China’s live hog prices continued to move higher through the third week of January, up 37 percent year-over-year at 18 RMB/kg ($1.24/lb). Prices are being partly driven by seasonal Lunar New Year demand and cold weather. Piglet prices have soared, up 74 percent from a year ago to $2.31/lb, reflecting strong profitability in the industry, and thus demand for feeder pigs. Live hog and piglet price trends are similar to 2012, following a drop in production and subsequent price spike in 2011. Of course the decline in China’s breeding herd over the past year has also limited the number of piglets. China’s corn prices were recently down 13 percent year-over-year to their lowest level since 2011, but still averaging more than $8 per bushel, based on official Ministry of Agriculture data. Combined with higher hog prices, this put the hog: corn ratio at 8.58:1, indicating the highest profitability in recent history, and thus expectations for a rebound in production by mid-year. Experts are divided, however, on how fast the industry can expand, especially as new environmental regulations pinch expansion plans, especially for larger operators.
The spread between U.S. and EU hog prices and China’s prices remains historically wide, with China’s prices nearly three times U.S. prices since December. This should mean continued opportunities for exports to China, but wholesale prices for EU pork cuts in China remain extremely competitive. Also, the wholesale market is reportedly quite calm, with large frozen inventories, but importers continue to buy as imported pork is clearly a value compared to domestic product. China’s wholesale prices for imported variety meats were mixed in the first part of January, with higher prices for feet and stomachs while ear prices were sharply lower and tongue prices eased. Importers are hedging on continued RMB devaluation which could further impact pricing.

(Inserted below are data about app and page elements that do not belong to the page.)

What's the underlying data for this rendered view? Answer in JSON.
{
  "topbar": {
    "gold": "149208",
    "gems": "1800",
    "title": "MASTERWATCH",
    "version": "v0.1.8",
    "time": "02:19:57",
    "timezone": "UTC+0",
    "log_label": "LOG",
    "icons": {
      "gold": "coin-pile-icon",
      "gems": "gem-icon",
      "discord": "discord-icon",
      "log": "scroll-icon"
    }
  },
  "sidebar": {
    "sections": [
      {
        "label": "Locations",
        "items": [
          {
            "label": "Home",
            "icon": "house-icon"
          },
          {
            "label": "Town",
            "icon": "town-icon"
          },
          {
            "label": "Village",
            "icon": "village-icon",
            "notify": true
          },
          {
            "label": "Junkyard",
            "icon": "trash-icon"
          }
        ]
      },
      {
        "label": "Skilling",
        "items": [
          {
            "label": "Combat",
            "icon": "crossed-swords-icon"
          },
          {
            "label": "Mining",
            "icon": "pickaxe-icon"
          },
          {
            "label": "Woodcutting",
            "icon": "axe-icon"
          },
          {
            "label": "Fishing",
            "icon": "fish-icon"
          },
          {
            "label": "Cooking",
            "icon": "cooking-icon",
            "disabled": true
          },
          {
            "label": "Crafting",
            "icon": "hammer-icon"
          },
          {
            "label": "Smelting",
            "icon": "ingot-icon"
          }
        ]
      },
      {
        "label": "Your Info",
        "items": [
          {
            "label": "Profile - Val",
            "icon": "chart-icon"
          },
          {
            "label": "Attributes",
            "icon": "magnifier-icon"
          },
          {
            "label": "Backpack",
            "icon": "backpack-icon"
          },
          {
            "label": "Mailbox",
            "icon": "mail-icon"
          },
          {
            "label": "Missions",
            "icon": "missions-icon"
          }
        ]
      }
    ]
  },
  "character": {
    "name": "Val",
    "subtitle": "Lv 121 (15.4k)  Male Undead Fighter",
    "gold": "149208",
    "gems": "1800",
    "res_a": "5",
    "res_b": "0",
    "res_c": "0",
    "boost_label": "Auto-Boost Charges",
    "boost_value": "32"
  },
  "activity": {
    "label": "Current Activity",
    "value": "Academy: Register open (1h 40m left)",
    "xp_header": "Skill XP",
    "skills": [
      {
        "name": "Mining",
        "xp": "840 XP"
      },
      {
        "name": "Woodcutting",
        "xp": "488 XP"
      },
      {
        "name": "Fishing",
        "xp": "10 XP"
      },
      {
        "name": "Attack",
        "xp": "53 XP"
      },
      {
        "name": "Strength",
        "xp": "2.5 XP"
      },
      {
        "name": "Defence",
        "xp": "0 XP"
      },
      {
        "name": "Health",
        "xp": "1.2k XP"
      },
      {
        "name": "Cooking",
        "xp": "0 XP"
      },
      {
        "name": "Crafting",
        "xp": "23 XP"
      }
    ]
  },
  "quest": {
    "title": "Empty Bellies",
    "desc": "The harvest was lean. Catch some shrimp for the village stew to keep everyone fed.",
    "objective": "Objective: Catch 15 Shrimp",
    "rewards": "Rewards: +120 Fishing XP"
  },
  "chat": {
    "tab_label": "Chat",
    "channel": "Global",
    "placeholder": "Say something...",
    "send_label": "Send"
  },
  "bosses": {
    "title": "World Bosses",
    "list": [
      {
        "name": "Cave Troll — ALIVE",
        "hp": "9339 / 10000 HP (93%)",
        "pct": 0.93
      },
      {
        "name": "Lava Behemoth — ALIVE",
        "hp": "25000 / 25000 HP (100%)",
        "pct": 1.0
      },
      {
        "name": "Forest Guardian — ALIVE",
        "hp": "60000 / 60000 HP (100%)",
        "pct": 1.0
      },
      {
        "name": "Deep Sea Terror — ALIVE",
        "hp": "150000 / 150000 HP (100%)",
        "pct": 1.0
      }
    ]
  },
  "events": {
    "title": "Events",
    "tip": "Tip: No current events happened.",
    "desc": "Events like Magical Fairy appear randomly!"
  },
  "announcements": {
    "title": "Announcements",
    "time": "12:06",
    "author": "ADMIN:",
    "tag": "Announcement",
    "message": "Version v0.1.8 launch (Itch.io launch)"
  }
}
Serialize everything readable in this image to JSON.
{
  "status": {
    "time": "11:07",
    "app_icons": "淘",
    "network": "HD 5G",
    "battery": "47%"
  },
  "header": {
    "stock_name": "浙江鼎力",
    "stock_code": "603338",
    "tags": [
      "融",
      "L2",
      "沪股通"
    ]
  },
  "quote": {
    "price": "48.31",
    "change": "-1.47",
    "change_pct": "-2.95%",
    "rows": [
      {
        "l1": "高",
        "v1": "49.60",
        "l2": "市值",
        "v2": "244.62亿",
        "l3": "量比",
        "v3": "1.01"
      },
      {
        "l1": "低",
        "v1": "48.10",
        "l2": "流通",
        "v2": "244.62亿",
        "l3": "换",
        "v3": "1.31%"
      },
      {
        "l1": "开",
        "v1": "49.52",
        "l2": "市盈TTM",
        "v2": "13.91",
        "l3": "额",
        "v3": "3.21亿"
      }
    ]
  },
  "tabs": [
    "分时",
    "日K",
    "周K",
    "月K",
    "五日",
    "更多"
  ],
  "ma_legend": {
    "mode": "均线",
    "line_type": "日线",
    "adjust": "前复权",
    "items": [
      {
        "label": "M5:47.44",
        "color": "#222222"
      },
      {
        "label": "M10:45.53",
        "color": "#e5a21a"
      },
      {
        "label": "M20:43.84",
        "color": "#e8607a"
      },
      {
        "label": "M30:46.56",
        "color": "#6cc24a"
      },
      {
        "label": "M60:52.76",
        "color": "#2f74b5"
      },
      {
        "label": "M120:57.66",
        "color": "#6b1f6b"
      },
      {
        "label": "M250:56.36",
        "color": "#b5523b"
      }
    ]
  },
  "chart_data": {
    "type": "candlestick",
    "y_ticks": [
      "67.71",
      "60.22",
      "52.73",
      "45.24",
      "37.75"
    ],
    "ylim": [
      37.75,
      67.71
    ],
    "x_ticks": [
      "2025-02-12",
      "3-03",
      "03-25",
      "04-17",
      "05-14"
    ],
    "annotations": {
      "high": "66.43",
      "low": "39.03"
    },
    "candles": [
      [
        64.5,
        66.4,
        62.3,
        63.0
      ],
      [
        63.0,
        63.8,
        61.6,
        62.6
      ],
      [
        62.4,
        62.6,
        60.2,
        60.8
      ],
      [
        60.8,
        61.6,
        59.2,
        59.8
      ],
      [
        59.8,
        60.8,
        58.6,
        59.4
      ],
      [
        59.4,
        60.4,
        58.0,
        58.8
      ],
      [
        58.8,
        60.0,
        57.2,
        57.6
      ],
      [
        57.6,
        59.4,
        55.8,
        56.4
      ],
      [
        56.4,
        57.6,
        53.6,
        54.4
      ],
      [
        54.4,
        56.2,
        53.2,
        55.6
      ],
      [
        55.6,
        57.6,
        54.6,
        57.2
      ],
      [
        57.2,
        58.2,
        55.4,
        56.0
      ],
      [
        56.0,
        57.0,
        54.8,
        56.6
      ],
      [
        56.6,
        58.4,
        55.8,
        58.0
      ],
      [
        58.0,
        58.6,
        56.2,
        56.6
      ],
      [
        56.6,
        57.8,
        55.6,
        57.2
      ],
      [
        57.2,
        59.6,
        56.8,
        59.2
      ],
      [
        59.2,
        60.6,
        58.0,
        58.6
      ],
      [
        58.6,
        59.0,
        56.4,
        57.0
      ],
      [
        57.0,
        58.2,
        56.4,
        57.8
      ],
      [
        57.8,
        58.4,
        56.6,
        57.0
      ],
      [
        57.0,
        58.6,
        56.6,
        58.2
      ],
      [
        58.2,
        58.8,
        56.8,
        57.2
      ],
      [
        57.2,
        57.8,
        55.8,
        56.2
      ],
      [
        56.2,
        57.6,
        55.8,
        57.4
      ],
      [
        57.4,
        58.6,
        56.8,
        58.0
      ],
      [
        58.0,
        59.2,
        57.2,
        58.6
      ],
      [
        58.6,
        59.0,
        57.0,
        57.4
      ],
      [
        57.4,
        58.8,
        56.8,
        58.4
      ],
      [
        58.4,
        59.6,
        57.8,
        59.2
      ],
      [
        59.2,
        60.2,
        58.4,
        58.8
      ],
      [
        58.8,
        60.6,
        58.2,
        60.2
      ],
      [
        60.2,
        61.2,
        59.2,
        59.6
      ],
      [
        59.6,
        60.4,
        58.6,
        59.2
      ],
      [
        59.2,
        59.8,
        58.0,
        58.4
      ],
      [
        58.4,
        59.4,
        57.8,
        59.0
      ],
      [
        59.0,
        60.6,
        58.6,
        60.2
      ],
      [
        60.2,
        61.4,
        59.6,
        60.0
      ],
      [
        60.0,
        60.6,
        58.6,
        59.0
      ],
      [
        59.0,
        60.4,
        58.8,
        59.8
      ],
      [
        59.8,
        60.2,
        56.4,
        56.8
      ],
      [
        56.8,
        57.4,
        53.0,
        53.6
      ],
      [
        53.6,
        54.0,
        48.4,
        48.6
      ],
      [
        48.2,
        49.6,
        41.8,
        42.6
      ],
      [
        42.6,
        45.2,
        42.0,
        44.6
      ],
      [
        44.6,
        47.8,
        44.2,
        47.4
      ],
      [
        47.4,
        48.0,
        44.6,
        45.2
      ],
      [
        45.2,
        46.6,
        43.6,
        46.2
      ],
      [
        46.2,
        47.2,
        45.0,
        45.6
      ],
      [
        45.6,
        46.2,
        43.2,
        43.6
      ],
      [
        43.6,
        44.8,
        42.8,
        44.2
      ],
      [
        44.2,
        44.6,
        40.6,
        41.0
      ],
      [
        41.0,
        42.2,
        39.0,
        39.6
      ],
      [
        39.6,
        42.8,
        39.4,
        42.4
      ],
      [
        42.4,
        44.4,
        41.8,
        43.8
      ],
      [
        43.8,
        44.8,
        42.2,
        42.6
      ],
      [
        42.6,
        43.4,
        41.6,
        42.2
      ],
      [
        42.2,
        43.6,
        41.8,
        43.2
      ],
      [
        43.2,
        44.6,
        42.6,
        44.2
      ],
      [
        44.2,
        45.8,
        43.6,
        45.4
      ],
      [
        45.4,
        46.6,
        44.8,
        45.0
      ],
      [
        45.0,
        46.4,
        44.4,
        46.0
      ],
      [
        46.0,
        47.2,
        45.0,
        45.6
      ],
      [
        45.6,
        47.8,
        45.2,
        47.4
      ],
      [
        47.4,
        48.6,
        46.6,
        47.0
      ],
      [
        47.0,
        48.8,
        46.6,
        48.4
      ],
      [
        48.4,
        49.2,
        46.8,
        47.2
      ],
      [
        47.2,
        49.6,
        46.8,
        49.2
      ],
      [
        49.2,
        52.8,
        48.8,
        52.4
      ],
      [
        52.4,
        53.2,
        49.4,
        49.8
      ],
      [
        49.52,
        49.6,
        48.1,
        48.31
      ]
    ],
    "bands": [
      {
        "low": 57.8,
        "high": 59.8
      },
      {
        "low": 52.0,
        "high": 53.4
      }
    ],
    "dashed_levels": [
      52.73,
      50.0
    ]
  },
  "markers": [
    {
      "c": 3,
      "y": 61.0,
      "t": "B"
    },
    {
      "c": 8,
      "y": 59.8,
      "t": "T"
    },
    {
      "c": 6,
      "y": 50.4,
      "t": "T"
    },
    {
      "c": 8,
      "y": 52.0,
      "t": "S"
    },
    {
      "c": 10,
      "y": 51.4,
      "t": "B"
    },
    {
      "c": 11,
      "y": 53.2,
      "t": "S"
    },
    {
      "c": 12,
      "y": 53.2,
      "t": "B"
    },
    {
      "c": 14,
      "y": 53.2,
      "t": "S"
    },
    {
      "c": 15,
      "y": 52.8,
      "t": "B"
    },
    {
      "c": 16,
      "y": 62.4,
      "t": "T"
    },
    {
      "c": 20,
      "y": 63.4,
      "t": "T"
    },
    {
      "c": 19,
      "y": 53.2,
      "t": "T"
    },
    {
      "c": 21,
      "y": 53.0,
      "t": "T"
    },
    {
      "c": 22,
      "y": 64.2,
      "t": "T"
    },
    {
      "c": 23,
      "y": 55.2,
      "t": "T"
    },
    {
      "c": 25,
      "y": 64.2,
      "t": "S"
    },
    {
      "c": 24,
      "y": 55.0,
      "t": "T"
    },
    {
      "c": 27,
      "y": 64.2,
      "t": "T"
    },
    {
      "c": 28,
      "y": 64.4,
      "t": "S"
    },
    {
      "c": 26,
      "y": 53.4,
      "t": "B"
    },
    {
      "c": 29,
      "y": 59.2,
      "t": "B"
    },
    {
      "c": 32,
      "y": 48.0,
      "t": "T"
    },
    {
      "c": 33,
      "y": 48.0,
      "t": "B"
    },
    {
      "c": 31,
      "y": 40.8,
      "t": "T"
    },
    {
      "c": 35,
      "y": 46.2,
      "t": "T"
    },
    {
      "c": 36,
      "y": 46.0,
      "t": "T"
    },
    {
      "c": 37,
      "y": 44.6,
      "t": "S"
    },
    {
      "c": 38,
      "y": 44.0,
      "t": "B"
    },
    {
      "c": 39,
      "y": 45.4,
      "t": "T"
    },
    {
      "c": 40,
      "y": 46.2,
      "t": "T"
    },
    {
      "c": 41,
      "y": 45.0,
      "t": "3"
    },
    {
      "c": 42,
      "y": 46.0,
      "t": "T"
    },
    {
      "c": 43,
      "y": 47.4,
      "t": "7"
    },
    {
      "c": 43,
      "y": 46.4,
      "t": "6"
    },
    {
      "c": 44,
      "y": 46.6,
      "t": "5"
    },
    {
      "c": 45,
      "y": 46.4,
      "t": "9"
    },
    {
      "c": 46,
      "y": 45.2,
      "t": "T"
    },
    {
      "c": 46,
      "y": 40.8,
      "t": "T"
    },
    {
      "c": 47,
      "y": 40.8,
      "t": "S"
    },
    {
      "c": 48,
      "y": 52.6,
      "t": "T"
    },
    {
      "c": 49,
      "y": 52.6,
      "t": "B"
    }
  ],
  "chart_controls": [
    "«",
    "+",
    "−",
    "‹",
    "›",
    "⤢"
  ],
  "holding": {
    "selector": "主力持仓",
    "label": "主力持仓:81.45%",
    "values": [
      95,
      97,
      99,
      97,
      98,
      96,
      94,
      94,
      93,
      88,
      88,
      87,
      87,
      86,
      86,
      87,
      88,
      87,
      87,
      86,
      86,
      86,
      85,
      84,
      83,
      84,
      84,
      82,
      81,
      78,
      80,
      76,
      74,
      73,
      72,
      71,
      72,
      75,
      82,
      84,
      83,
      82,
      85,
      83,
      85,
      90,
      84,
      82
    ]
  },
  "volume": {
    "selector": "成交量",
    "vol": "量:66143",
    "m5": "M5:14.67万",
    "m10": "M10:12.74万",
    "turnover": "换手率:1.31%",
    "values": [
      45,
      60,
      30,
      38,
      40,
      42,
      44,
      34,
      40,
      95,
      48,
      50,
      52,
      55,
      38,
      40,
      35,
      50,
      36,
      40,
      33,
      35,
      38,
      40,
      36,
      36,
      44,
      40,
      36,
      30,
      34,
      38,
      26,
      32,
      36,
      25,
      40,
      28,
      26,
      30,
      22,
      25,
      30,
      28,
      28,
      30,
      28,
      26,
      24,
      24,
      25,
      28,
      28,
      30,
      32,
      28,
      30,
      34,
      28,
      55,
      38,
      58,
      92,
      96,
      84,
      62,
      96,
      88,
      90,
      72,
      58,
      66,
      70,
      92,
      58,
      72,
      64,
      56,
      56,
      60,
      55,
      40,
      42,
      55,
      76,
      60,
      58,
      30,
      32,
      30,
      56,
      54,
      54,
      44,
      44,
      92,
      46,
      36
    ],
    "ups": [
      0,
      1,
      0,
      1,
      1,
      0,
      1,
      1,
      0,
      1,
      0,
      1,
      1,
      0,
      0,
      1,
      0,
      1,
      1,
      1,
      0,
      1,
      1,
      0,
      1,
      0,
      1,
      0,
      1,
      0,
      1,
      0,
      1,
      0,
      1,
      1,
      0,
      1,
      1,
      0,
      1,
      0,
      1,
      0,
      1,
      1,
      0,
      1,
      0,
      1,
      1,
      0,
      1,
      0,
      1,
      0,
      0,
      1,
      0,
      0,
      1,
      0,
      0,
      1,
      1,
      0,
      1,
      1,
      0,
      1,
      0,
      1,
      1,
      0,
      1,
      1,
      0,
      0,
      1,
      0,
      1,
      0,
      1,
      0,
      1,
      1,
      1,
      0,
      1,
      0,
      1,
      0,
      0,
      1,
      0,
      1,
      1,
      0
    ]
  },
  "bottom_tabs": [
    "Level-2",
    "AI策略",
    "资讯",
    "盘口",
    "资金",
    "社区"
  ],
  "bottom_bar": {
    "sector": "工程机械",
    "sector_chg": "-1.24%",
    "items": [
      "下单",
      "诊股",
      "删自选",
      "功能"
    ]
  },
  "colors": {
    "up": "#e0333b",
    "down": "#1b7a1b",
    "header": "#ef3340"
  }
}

National Bureau of Statistics data show that China’s annual livestock and poultry production in 2015 was 84.54 million mt, down 1.0 percent compared with 2014. Pork production was down 3.3 percent from the previous year to 54.87 million mt. Enforcement of environmental regulations pushed many small hog farms to exit in 2015, resulting in a continued drop of both sow and live hog inventories, leaving further room for pork imports in 2016. At the same time, China’s industry continues to make efficiency improvements as it transitions from backyard to commercial production.
Although flush with large domestic stocks, China’s grain imports were also record-large at 32.6 million mt, a 68 percent increase over 2014, as China’s corn policy effectively kept China’s prices at more than double the world price. The U.S. was the largest supplier with 10 million mt, primarily sorghum. Imports of distiller’s dried grains with solubles (DDGS) from the U.S. were 6.8 million mt, up 26 percent. China’s soybean imports exceeded 90 million mt, up 13 percent primarily from Brazil, the U.S., and Argentina. But the global grain industry is watching with concern as China modifies its corn policy and will likely import a lower volume of feedgrains in the near term (though soybeans remain the exception). The Chinese government is working to slow corn imports, including another anti-dumping investigation on DDGS. China is by far the largest market for U.S. DDGS, taking 45 percent of U.S. export volume.
- Data is sourced from the Global Trade Atlas and China’s Ministry of Agriculture.
- China/Hong Kong pork and pork variety meat imports exclude re-exports from Hong Kong and Hong Kong’s imports from China